Investors have fled to the safest investments they can find. Yet while supposedly safe blue chips like AT&T
The once-quiet world of money market mutual funds has turned upside down. Once relied upon as a no-risk safe haven, money market funds have hit the headlines, as the credit crisis has revealed that some funds have more risk than others. Although returns for various money market funds used to track each other pretty closely, you can now see huge differences in yields, depending on which type of fund you own.
As with stocks and other investments, rates in the money market world tend to rise as risk increases. So ultra-safe money market funds that hold only Treasury debt have extremely low yields -- around 1.5% to 1.7%. Higher-yielding money market funds that hold corporate debt pay a bit more -- around 2.3%.
Those small differences in rates make plenty of sense -- in a tight credit environment, corporate issuers have to pay a premium to get investors to own their debt. But where traditional rate relationships have broken down is in the tax-exempt municipal money market. Although you might consider state and local governments to be no riskier than corporate issuers, the rates governments are having to pay for short-term borrowing have gone sky-high -- above 5% as of yesterday.

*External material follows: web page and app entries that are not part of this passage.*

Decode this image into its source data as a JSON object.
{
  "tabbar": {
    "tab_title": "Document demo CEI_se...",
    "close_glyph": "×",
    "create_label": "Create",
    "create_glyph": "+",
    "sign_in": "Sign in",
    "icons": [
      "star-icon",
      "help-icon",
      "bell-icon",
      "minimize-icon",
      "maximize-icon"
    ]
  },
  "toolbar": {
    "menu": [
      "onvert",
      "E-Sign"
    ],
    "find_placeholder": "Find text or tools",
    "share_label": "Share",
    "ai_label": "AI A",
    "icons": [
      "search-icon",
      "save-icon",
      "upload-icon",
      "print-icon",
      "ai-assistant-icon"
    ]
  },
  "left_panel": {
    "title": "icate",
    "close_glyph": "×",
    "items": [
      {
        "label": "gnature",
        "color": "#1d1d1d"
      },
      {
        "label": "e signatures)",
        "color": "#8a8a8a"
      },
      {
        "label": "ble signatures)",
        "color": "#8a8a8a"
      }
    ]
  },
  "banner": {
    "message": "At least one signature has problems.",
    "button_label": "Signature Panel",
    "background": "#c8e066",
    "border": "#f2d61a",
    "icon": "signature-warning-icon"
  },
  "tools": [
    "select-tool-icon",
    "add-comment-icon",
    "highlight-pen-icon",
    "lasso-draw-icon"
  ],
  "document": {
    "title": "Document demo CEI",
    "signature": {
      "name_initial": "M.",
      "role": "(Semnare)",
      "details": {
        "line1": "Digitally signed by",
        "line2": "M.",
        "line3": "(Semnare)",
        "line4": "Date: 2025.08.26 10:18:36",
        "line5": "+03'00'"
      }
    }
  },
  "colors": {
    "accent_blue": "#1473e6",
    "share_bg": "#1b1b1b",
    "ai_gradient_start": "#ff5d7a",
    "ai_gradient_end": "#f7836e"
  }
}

When you consider that interest on tax-exempt municipals is free from federal income tax, making that 5% equivalent to nearly 7.7% in a taxable investment for someone in the 35% tax bracket, you can see that things don't make sense right now. Are munis a great opportunity, or the latest value trap?
Clearly, some investors are concerned about the financial condition of state and local governments. California governor Arnold Schwarzenegger's recent request for $7 billion in emergency aid from the federal government is just one extreme example of the financial difficulties many states and municipalities are suffering. As property values drop, tax bases are falling, thereby resulting in lower revenue. A slowing economy reduces spending, causing sales tax revenue to decline. And with unemployment rising, state and local income tax revenue may start to disappear as well -- especially in areas like New York City, which will be hit hard by Wall Street's woes.
Yet at least in the money-market realm, municipal investors' concerns are overblown. For one thing, many municipal obligations are insured by firms like MBIA
Although there are similarities, the problem isn't the same as the one earlier this year in the auction-rate securities market, which cost millions for companies such as Palm
Several experts believe that once the financial system returns to more normal functioning, muni money market yields will return to lower levels -- likely within the next month or so. Therefore, it's probably not worth going to a lot of trouble to move money into these funds to take advantage of a very short-term anomaly.
If you're lucky enough to be an investor in these funds, however, enjoy the great yields while they last. It's an opportunity you may never see again.
For more on malfunctioning markets, read about: